  2. Add the following block to options.yaml:

        enabled: true
          - grafana.local
          - secretName: zenko-tls
              - grafana.local
      adminUser: admin
      adminPassword: strongpassword


    Storing passwords in a plain text configuration file is not a best security practice. For higher security deployment, either allow Grafana to set its own passwords or have password secrets managed by a credentials management service, such as an LDAP secrets manager. This requires adding an LDAP configuration block to options.yaml, which exceeds scope for this documentation. If you allow Grafana to set its own credentials using the default configuration, the Grafana credentials will be overwritten on every Helm upgrade command.

  3. Upgrade Zenko. From Zenko/kubernetes/zenko, enter:

    $ helm upgrade my-zenko -f options.yaml .
  4. If you did not configure the adminUser and adminPassword parameters in the previous step, Helm wipes the old Grafana instance and creates a new one. Grafana generates new admin credentials automatically. The default login is “admin.” To obtain the admin password from such a “default” installation, run the following command from the command line, substituting the name of your Zenko instance for <my-zenko>:

    $ echo $(kubectl get secret <my-zenko>-grafana -o "jsonpath={.data['admin-password']}" | base64 --decode)


Once your system and server are properly configured, access application-level Grafana at http://grafana.local/login.

  1. The Grafana login page displays:


    Enter the admin identity and the admin password as described in the previous section.

  2. The Grafana dashboard displays:


    From the Home Dashboard, you can Add Users, Install apps and plugins, or click through to the Cloudserver dashboard.



You don’t see the Grafana login page

Possible reasons:

  • Connectivity

    Make sure your browser can access and resolve the IP address (i.e., that you’re in the same network/VPN as your cluster), that kubectl proxy is running between your local machine and the server, and that the server’s Ingress controller is configured and running.

  • Grafana server is not set in /etc/hosts/

    In a managed namespace, the paths to zenko.local and grafana.local should resolve successfully without changes to /etc/hosts in the local machine. However, in test environments, this resolution may not be provided. Check that your local machine has the correct server IP address set in /etc/hosts (c:\windows\System32\drivers\etc\hosts for Windows machines). If not, add the following line to /etc/hosts, substituting the IP address for the cluster on which you are operating Zenko and Grafana:     zenko.local grafana.local
  • Ingress is not set.

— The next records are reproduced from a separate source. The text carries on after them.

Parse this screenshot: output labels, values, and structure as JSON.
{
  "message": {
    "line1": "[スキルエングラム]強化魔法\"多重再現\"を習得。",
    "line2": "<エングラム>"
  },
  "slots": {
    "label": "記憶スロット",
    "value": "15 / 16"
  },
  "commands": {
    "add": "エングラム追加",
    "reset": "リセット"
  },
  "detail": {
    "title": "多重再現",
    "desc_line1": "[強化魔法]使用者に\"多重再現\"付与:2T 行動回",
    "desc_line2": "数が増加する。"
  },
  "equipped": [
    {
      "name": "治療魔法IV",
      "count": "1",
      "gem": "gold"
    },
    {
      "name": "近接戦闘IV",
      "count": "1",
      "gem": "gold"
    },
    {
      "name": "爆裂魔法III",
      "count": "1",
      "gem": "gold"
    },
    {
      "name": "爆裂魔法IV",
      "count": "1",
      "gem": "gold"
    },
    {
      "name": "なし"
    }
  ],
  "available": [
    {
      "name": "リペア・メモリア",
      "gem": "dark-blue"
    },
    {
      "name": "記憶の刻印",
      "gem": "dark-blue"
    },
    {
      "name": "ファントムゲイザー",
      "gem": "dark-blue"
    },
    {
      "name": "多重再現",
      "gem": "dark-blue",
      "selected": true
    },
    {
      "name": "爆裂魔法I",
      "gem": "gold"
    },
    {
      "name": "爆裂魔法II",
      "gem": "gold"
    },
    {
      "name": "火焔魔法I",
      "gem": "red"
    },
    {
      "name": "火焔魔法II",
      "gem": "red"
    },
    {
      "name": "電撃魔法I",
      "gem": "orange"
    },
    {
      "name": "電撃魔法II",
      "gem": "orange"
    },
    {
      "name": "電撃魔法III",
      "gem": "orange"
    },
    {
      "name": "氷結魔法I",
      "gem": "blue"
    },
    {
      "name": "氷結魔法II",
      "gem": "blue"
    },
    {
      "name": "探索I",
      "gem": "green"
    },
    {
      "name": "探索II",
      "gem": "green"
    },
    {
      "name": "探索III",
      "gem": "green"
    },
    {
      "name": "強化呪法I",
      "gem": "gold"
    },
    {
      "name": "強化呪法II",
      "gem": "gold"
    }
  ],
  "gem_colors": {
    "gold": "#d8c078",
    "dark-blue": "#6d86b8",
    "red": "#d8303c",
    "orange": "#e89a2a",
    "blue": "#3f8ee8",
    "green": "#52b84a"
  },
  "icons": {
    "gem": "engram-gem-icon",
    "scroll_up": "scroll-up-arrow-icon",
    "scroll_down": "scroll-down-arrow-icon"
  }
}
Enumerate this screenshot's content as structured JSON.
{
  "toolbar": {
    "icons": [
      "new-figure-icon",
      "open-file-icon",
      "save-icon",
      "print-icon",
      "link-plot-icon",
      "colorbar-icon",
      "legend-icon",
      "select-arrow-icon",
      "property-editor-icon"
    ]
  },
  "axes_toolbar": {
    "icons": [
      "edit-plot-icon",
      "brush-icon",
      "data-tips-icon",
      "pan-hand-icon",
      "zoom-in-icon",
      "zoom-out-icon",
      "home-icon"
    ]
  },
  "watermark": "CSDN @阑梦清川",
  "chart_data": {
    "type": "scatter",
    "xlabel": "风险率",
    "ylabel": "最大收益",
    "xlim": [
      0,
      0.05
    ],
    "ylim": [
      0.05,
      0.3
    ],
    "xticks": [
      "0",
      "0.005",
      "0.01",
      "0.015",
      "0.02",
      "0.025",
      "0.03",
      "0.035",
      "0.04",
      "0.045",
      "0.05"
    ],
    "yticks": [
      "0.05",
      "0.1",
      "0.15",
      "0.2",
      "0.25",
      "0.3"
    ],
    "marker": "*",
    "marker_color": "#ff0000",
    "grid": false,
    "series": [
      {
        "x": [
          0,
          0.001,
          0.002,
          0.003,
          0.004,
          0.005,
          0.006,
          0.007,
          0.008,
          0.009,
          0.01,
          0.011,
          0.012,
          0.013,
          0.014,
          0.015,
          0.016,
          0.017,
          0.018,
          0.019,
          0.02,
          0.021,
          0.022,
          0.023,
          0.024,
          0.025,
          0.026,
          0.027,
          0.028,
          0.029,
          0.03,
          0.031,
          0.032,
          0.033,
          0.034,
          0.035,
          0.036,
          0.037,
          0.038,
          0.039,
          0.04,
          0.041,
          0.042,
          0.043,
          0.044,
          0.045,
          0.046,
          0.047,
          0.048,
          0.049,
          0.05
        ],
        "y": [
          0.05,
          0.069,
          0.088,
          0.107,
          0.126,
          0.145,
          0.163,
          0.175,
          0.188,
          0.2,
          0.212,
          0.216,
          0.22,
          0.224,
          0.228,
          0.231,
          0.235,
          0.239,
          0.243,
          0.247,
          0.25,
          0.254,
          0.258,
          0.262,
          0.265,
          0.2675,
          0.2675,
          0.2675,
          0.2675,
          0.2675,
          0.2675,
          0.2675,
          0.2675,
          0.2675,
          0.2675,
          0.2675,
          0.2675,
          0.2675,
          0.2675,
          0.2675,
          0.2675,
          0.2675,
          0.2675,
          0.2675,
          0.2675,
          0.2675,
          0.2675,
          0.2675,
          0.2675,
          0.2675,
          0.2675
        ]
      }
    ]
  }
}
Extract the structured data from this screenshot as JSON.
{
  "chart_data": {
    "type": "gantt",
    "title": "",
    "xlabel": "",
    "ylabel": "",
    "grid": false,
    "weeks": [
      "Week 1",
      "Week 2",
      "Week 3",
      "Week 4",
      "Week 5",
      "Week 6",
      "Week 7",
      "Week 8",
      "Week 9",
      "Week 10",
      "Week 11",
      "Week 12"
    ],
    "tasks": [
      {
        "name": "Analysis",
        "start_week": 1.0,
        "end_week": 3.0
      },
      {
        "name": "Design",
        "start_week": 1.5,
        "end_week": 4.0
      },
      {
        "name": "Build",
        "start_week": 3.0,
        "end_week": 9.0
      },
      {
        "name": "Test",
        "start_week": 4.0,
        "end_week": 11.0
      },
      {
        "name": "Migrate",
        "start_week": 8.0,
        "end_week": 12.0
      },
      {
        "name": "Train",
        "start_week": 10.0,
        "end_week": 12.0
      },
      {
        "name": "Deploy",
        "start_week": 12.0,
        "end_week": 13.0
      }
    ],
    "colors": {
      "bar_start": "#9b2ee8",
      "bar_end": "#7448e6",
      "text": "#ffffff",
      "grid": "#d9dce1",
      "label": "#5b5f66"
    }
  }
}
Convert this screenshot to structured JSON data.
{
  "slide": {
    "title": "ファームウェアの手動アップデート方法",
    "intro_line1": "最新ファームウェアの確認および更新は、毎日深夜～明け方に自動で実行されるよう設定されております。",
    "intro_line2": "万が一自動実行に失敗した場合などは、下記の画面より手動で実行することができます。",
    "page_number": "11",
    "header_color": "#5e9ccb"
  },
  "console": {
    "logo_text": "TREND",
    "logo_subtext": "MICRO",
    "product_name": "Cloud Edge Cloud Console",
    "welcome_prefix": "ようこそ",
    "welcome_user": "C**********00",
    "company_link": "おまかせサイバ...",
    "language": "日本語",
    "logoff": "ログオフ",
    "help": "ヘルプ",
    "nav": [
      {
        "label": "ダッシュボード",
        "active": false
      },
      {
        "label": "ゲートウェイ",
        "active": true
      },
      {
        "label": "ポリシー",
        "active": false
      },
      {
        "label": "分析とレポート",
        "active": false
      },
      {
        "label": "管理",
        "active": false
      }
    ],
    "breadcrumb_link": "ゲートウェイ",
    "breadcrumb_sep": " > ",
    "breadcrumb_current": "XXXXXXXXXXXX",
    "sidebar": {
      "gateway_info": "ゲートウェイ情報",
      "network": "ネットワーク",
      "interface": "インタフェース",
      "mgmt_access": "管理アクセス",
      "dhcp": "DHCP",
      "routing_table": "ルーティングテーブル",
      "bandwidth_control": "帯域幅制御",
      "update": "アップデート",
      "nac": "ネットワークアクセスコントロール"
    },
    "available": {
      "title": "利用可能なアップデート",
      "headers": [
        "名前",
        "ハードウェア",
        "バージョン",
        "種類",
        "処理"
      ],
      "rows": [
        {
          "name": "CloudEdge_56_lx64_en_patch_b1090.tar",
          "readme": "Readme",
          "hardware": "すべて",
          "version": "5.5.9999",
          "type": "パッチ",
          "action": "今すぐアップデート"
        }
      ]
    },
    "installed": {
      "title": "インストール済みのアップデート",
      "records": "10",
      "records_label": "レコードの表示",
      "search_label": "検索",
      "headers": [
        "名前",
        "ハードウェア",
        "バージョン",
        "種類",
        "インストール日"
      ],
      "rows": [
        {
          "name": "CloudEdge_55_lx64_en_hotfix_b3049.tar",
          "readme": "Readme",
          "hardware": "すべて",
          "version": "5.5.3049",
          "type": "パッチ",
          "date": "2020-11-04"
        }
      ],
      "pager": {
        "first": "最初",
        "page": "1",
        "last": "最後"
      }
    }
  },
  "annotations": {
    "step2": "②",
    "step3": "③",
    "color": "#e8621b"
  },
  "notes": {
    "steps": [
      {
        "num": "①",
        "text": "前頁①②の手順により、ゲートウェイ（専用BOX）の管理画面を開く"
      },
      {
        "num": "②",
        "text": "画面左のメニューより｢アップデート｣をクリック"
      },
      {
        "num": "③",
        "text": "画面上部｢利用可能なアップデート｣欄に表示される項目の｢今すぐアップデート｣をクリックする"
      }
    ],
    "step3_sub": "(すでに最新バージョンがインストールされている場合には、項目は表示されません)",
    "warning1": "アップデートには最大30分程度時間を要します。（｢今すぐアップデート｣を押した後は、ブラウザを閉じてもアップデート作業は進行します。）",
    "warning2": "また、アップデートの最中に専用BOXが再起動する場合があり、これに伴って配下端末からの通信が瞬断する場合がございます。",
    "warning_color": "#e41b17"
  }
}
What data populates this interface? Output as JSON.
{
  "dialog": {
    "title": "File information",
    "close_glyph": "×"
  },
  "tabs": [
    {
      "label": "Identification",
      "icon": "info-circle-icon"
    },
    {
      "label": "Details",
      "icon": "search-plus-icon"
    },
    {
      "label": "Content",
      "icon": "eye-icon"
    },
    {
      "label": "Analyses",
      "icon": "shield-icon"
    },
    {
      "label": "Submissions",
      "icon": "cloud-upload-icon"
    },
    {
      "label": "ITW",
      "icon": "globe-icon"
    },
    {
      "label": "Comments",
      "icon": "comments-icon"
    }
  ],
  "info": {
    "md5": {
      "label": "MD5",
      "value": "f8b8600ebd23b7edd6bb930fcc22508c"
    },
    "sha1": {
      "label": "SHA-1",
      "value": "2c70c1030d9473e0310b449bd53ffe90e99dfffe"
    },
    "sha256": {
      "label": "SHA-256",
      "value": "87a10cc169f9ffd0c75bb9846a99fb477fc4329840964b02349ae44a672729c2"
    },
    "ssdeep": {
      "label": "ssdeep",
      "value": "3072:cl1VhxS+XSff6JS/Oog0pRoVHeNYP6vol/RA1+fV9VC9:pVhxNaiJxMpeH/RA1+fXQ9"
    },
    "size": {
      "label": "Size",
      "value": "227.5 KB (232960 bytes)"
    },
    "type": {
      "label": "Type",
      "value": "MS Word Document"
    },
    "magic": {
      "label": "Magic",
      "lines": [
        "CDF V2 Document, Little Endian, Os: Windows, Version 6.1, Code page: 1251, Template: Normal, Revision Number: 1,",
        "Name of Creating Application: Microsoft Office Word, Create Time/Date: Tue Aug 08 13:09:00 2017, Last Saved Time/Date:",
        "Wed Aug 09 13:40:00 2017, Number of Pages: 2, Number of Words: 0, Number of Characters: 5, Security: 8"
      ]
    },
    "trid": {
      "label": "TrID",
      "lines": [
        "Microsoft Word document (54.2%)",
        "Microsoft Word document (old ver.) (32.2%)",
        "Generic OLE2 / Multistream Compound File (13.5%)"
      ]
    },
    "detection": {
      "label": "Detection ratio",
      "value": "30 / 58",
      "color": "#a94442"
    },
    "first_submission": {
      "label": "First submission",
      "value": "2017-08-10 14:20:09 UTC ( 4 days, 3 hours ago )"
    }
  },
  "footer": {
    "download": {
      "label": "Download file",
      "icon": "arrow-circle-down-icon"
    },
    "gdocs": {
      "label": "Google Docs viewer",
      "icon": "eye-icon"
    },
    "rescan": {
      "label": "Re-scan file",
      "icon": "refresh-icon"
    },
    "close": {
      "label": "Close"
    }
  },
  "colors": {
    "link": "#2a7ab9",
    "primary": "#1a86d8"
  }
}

    $ helm upgrade <my-zenko> /path/to/zenko\
    --set grafana.ingress.enabled=true\
    --set grafana.ingress.hosts[0]=grafana.local

    This command may rewrite your Grafana credentials. See the note above.

  • Grafana is not running on the server:

    $ kubectl get pods | grep grafana

Your admin password is rejected

  1. If you’re sure you have entered the admin password correctly (as produced by the echo command above), run:

    $ kubectl get pods | grep grafana
    my-zenko-grafana-5dbf57f648-wbnkg               3/3       Running   0          7m
  2. Copy the first part of the result and restart Grafana on the server with:

    $ kubectl delete pod my-zenko-grafana-5dbf57f648-wbnkg

    Your particular running instance will, of course, have a different working name and hashes.

  3. Give Kubernetes a minute or so to bring the Grafana pod back up.

  4. When kubectl get pods shows the new Grafana instance running and stable, retry the login.

Platform-Level Grafana

Deployed with MetalK8s, Grafana provides the following views of Zenko and Kubernetes services:

  • Deployment
  • ElasticSearch
  • etcd
  • Kubernetes Capacity Planning
  • Kubernetes Cluster Health
  • Kubernetes Cluster Status
  • Kubernetes Cluster Control Plane Status
  • Kubernetes Resource Requests
  • Node Exporter Full
  • Nodes
  • Pods
  • Prometheus 2.0 Stats
  • StatefulSet

Access platform-level Grafana using this URL: http://localhost:8001/api/v1/namespaces/kube-ops/services/kube-prometheus-grafana:http/proxy/?orgId=1